## Data shown:
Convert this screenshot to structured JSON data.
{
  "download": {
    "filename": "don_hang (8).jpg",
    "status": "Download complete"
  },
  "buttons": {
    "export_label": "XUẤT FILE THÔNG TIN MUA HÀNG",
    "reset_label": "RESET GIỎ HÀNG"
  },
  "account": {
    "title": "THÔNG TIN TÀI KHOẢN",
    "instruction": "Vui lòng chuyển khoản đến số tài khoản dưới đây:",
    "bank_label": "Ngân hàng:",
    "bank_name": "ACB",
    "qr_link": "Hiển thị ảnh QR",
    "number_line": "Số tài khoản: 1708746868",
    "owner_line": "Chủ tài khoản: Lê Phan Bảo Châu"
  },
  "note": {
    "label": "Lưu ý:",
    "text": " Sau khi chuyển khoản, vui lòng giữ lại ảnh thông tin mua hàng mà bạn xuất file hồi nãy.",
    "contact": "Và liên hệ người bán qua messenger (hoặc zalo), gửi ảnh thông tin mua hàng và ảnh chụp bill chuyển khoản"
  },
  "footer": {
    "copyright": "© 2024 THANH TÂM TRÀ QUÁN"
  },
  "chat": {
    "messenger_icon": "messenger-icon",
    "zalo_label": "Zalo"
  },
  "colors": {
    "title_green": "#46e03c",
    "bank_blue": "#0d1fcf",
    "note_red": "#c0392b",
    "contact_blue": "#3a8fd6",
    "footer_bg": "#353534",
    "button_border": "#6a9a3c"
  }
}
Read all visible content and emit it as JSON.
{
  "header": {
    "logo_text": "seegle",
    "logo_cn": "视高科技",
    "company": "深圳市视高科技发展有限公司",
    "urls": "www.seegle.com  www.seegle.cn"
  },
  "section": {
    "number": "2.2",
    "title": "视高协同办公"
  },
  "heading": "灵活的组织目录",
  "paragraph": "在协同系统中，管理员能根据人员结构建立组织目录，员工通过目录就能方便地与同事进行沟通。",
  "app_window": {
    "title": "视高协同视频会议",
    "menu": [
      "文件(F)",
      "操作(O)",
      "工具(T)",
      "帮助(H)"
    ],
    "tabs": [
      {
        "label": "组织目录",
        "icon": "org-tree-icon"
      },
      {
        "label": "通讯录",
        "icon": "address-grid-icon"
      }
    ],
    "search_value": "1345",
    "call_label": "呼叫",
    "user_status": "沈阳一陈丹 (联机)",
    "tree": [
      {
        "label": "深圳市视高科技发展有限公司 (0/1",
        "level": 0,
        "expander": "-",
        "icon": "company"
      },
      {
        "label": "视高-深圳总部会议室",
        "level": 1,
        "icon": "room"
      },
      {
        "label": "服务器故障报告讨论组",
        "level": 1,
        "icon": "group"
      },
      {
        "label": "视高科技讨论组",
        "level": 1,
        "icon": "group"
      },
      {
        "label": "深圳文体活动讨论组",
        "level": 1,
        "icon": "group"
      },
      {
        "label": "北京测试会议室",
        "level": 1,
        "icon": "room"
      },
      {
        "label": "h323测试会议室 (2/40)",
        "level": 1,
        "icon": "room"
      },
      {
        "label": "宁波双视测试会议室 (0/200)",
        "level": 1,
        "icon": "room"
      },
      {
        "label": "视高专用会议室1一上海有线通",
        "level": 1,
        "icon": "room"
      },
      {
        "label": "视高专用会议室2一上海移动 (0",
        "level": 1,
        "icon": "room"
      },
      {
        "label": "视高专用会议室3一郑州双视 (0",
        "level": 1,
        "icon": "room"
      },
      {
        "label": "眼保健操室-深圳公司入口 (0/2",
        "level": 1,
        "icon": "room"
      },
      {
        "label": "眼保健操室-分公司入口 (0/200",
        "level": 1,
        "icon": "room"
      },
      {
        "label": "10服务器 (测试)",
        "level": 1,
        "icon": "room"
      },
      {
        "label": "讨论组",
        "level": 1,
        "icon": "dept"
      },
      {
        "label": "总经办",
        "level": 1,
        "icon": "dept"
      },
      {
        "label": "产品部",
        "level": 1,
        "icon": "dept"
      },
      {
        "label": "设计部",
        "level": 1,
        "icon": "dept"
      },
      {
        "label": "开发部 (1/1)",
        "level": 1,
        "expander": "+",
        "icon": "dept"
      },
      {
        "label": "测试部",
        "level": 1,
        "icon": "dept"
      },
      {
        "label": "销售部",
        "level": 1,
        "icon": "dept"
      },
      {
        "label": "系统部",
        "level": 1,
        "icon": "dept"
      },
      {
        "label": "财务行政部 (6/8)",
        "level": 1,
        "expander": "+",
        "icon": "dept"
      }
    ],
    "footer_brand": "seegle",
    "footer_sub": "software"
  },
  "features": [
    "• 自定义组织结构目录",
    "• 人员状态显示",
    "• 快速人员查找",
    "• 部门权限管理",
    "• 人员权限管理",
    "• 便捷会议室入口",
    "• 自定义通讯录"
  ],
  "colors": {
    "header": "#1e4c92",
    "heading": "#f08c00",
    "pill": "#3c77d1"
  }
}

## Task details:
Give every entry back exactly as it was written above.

## Response to this exercise:
Convert this screenshot to structured JSON data.
{
  "download": {
    "filename": "don_hang (8).jpg",
    "status": "Download complete"
  },
  "buttons": {
    "export_label": "XUẤT FILE THÔNG TIN MUA HÀNG",
    "reset_label": "RESET GIỎ HÀNG"
  },
  "account": {
    "title": "THÔNG TIN TÀI KHOẢN",
    "instruction": "Vui lòng chuyển khoản đến số tài khoản dưới đây:",
    "bank_label": "Ngân hàng:",
    "bank_name": "ACB",
    "qr_link": "Hiển thị ảnh QR",
    "number_line": "Số tài khoản: 1708746868",
    "owner_line": "Chủ tài khoản: Lê Phan Bảo Châu"
  },
  "note": {
    "label": "Lưu ý:",
    "text": " Sau khi chuyển khoản, vui lòng giữ lại ảnh thông tin mua hàng mà bạn xuất file hồi nãy.",
    "contact": "Và liên hệ người bán qua messenger (hoặc zalo), gửi ảnh thông tin mua hàng và ảnh chụp bill chuyển khoản"
  },
  "footer": {
    "copyright": "© 2024 THANH TÂM TRÀ QUÁN"
  },
  "chat": {
    "messenger_icon": "messenger-icon",
    "zalo_label": "Zalo"
  },
  "colors": {
    "title_green": "#46e03c",
    "bank_blue": "#0d1fcf",
    "note_red": "#c0392b",
    "contact_blue": "#3a8fd6",
    "footer_bg": "#353534",
    "button_border": "#6a9a3c"
  }
}
Read all visible content and emit it as JSON.
{
  "header": {
    "logo_text": "seegle",
    "logo_cn": "视高科技",
    "company": "深圳市视高科技发展有限公司",
    "urls": "www.seegle.com  www.seegle.cn"
  },
  "section": {
    "number": "2.2",
    "title": "视高协同办公"
  },
  "heading": "灵活的组织目录",
  "paragraph": "在协同系统中，管理员能根据人员结构建立组织目录，员工通过目录就能方便地与同事进行沟通。",
  "app_window": {
    "title": "视高协同视频会议",
    "menu": [
      "文件(F)",
      "操作(O)",
      "工具(T)",
      "帮助(H)"
    ],
    "tabs": [
      {
        "label": "组织目录",
        "icon": "org-tree-icon"
      },
      {
        "label": "通讯录",
        "icon": "address-grid-icon"
      }
    ],
    "search_value": "1345",
    "call_label": "呼叫",
    "user_status": "沈阳一陈丹 (联机)",
    "tree": [
      {
        "label": "深圳市视高科技发展有限公司 (0/1",
        "level": 0,
        "expander": "-",
        "icon": "company"
      },
      {
        "label": "视高-深圳总部会议室",
        "level": 1,
        "icon": "room"
      },
      {
        "label": "服务器故障报告讨论组",
        "level": 1,
        "icon": "group"
      },
      {
        "label": "视高科技讨论组",
        "level": 1,
        "icon": "group"
      },
      {
        "label": "深圳文体活动讨论组",
        "level": 1,
        "icon": "group"
      },
      {
        "label": "北京测试会议室",
        "level": 1,
        "icon": "room"
      },
      {
        "label": "h323测试会议室 (2/40)",
        "level": 1,
        "icon": "room"
      },
      {
        "label": "宁波双视测试会议室 (0/200)",
        "level": 1,
        "icon": "room"
      },
      {
        "label": "视高专用会议室1一上海有线通",
        "level": 1,
        "icon": "room"
      },
      {
        "label": "视高专用会议室2一上海移动 (0",
        "level": 1,
        "icon": "room"
      },
      {
        "label": "视高专用会议室3一郑州双视 (0",
        "level": 1,
        "icon": "room"
      },
      {
        "label": "眼保健操室-深圳公司入口 (0/2",
        "level": 1,
        "icon": "room"
      },
      {
        "label": "眼保健操室-分公司入口 (0/200",
        "level": 1,
        "icon": "room"
      },
      {
        "label": "10服务器 (测试)",
        "level": 1,
        "icon": "room"
      },
      {
        "label": "讨论组",
        "level": 1,
        "icon": "dept"
      },
      {
        "label": "总经办",
        "level": 1,
        "icon": "dept"
      },
      {
        "label": "产品部",
        "level": 1,
        "icon": "dept"
      },
      {
        "label": "设计部",
        "level": 1,
        "icon": "dept"
      },
      {
        "label": "开发部 (1/1)",
        "level": 1,
        "expander": "+",
        "icon": "dept"
      },
      {
        "label": "测试部",
        "level": 1,
        "icon": "dept"
      },
      {
        "label": "销售部",
        "level": 1,
        "icon": "dept"
      },
      {
        "label": "系统部",
        "level": 1,
        "icon": "dept"
      },
      {
        "label": "财务行政部 (6/8)",
        "level": 1,
        "expander": "+",
        "icon": "dept"
      }
    ],
    "footer_brand": "seegle",
    "footer_sub": "software"
  },
  "features": [
    "• 自定义组织结构目录",
    "• 人员状态显示",
    "• 快速人员查找",
    "• 部门权限管理",
    "• 人员权限管理",
    "• 便捷会议室入口",
    "• 自定义通讯录"
  ],
  "colors": {
    "header": "#1e4c92",
    "heading": "#f08c00",
    "pill": "#3c77d1"
  }
}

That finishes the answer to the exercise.